never feel as if you are driving a station wagon. Over the road, the Diamante wagon has a firm ride, and the suspension system allows for sporting maneuvers, such as taking a long, sweeping curve at speed. However, when driving slowly the Diamante
bounces quite a bit. The bounce is especially noticeable when shifting from either forward to reverse or vice versa. Braking is excellent - except when the anti-lock system is engaged. I feel as if the system kicks in too soon. I tested the
four-wheel disc brakes on a dirt road. A fairly light application of the pedal triggered the anti-lock brakes, and although the car was easy to control, it took a long time to bring the car to a sto
p. I felt I could stop the car in a shorter distance without having ABS. The power-assisted rack-and-pinion steering is close to perfect. It takes just the right amount of muscle to turn the wheel. You have a good feel for the road because the
steering is responsive and sharp. Also, you can turn a circle in a respectable 36.7 feet. That's not bad for a car of the Diamante's size. Fit and finish If the Diamante's smooth performance and athletic road manners don't win you over, the interior
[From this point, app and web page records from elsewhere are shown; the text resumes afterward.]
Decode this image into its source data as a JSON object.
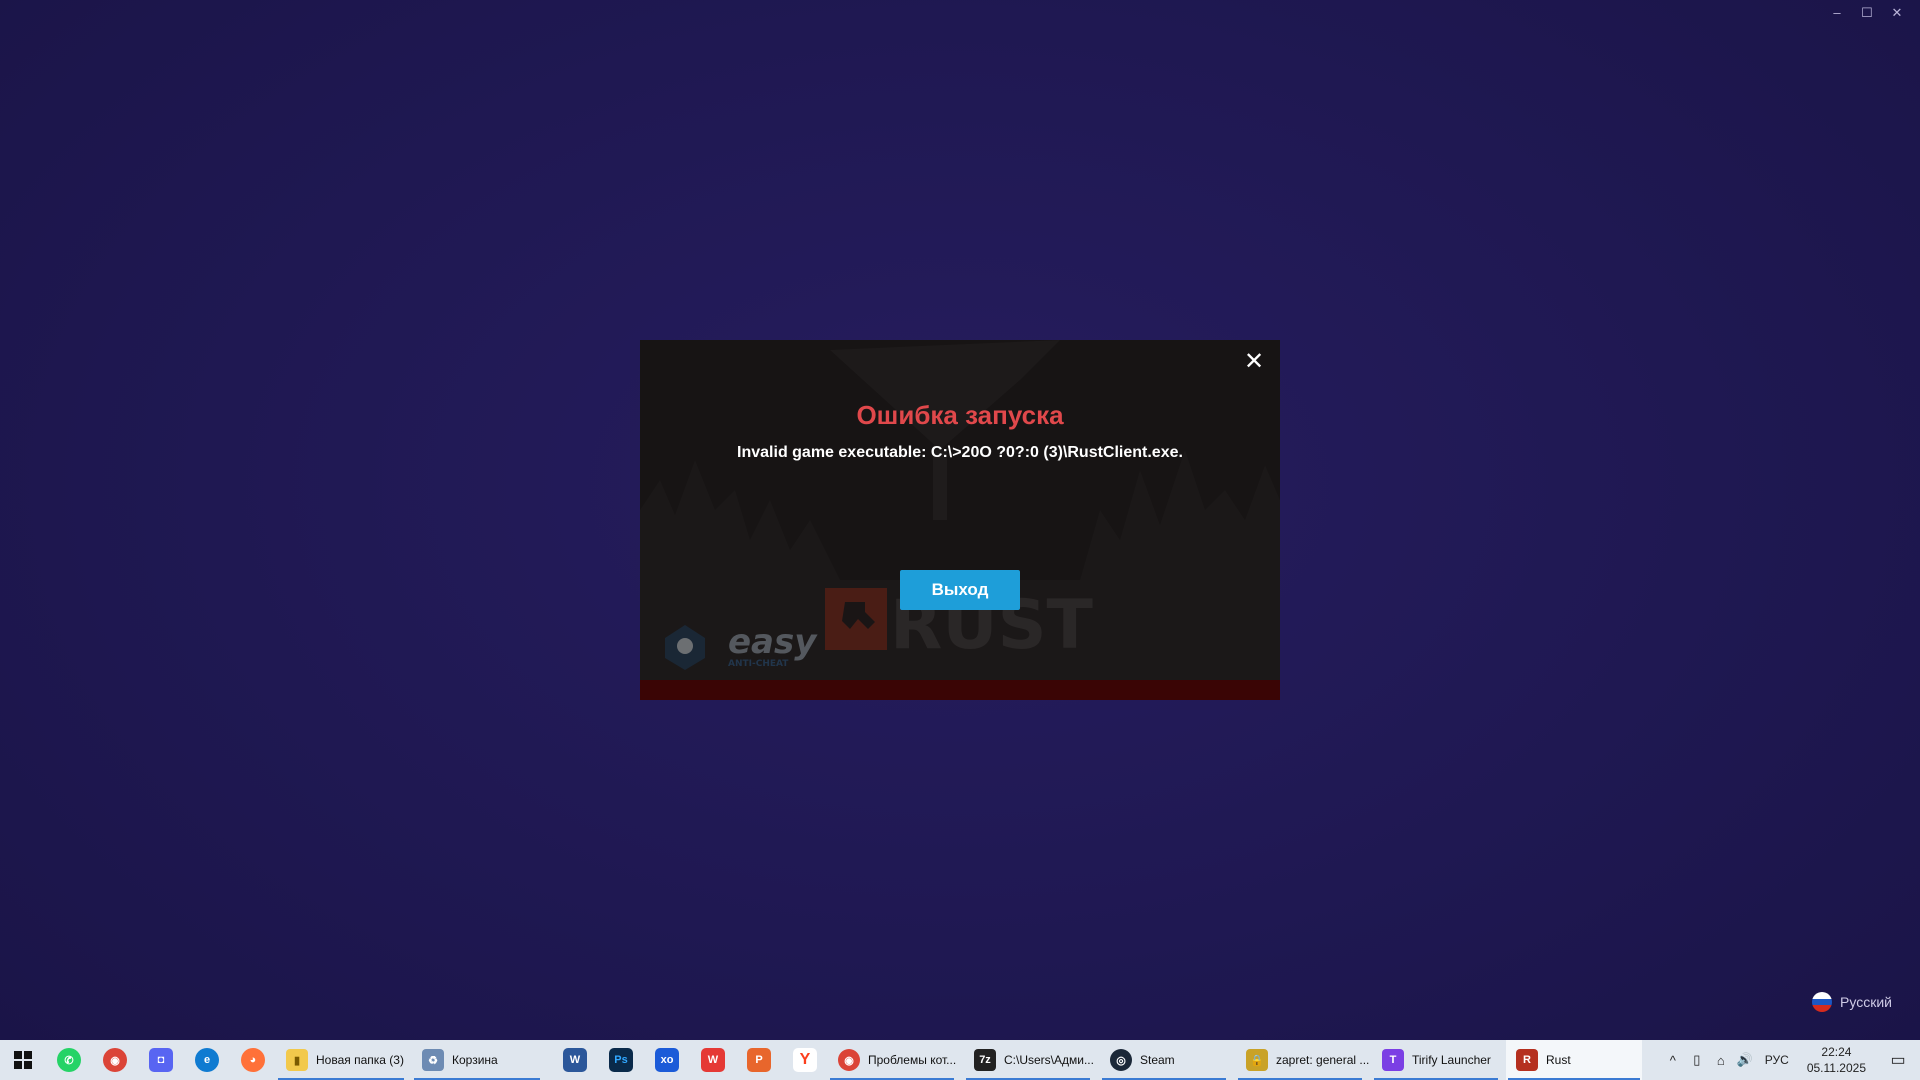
{
  "window": {
    "minimize_glyph": "–",
    "maximize_glyph": "☐",
    "close_glyph": "✕"
  },
  "dialog": {
    "title": "Ошибка запуска",
    "message": "Invalid game executable: C:\\>20O ?0?:0 (3)\\RustClient.exe.",
    "exit_button": "Выход",
    "close_glyph": "✕",
    "background_logos": [
      "easy",
      "ANTI-CHEAT",
      "RUST"
    ],
    "colors": {
      "title": "#e0484b",
      "button": "#1e9ed9",
      "bottom_bar": "#3a0505"
    }
  },
  "language_indicator": {
    "label": "Русский"
  },
  "taskbar": {
    "pinned": [
      {
        "name": "whatsapp-icon",
        "glyph": "✆",
        "color": "#25d366"
      },
      {
        "name": "chrome-icon",
        "glyph": "◉",
        "color": "#db4437"
      },
      {
        "name": "discord-like-icon",
        "glyph": "◘",
        "color": "#5865f2"
      },
      {
        "name": "edge-icon",
        "glyph": "e",
        "color": "#0f7bd1"
      },
      {
        "name": "firefox-icon",
        "glyph": "◕",
        "color": "#ff7139"
      }
    ],
    "tasks_left": [
      {
        "name": "folder-icon",
        "label": "Новая папка (3)",
        "glyph": "▮",
        "color": "#f2c94c"
      },
      {
        "name": "recycle-bin-icon",
        "label": "Корзина",
        "glyph": "♻",
        "color": "#6d8bb3"
      }
    ],
    "pinned2": [
      {
        "name": "word-icon",
        "glyph": "W",
        "color": "#2b579a"
      },
      {
        "name": "photoshop-icon",
        "glyph": "Ps",
        "color": "#0a2a4a"
      },
      {
        "name": "xbox-app-icon",
        "glyph": "xo",
        "color": "#1b5bd8"
      },
      {
        "name": "wps-icon",
        "glyph": "W",
        "color": "#e53935"
      },
      {
        "name": "wps-presentation-icon",
        "glyph": "P",
        "color": "#e8662c"
      },
      {
        "name": "yandex-icon",
        "glyph": "Y",
        "color": "#fc3f1d"
      }
    ],
    "tasks_right": [
      {
        "name": "chrome-task-icon",
        "label": "Проблемы кот...",
        "glyph": "◉",
        "color": "#db4437"
      },
      {
        "name": "7zip-icon",
        "label": "C:\\Users\\Адми...",
        "glyph": "7z",
        "color": "#222222"
      },
      {
        "name": "steam-icon",
        "label": "Steam",
        "glyph": "◎",
        "color": "#1b2838"
      },
      {
        "name": "lock-icon",
        "label": "zapret: general ...",
        "glyph": "🔒",
        "color": "#c9a227"
      },
      {
        "name": "tirify-icon",
        "label": "Tirify Launcher",
        "glyph": "T",
        "color": "#7b3fe4"
      },
      {
        "name": "rust-icon",
        "label": "Rust",
        "glyph": "R",
        "color": "#b5301f"
      }
    ],
    "tray": {
      "chevron": "^",
      "usb_glyph": "▯",
      "network_glyph": "⌂",
      "volume_glyph": "🔊",
      "language": "РУС",
      "time": "22:24",
      "date": "05.11.2025",
      "notification_glyph": "▭"
    }
  }
}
probably will. The Diamante has one of the best interiors I've seen in a long time. The smoothly curved dash is strikingly elegant and classy, yet simple - you can locate and operate all the switches and controls without having to spend time
leafing through the owners manual. The analog instruments (tachometer included) are easy-to-read and nicely styled. They are flanked on both sides by a row of warning lights. I'll give the Diamante credit for having the best-looki
g artificial wood I've ever seen. I don't usually like fake wood, but the dark brown imitation wood in the Diamante works. The air conditioner is controlled by two roller-type knobs that allow the driver to select the temperature and fan speed.
Controls for the wipers and cruise control are mounted on stalks on the steering wheel. You don't have to take your eyes off the road fumbling for switches to use most of the accessories. For instance, the buttons for the electric windows and the seat
adjustments, are nicely labeled, cleanly designed and easily operated. When the split rear seats are folded down and locked into place, the Diamante can carry 72.1 cubic feet of cargo. Our test car came with cloth covered bucket seats that some
might find uncomfortable - at least initially. The seats are very firm. But I like them because they hold you in place when you hit the curves. And after you get used to them, they are fine. There's plenty of room front and rear, so even the
largest passenger are likely to be comfortable. All the test car needed was a power sunroof, which is an option. Luxurious, sporty and well-built, the Diamante wagon is a car that could smash your image of the traditional station wagon.
Truett's tip: The wagon version of Mitsubishi's Diamante sports sedan offers good performance, great handling, plenty of room and exceptional value. It just may be the best wagon in its class.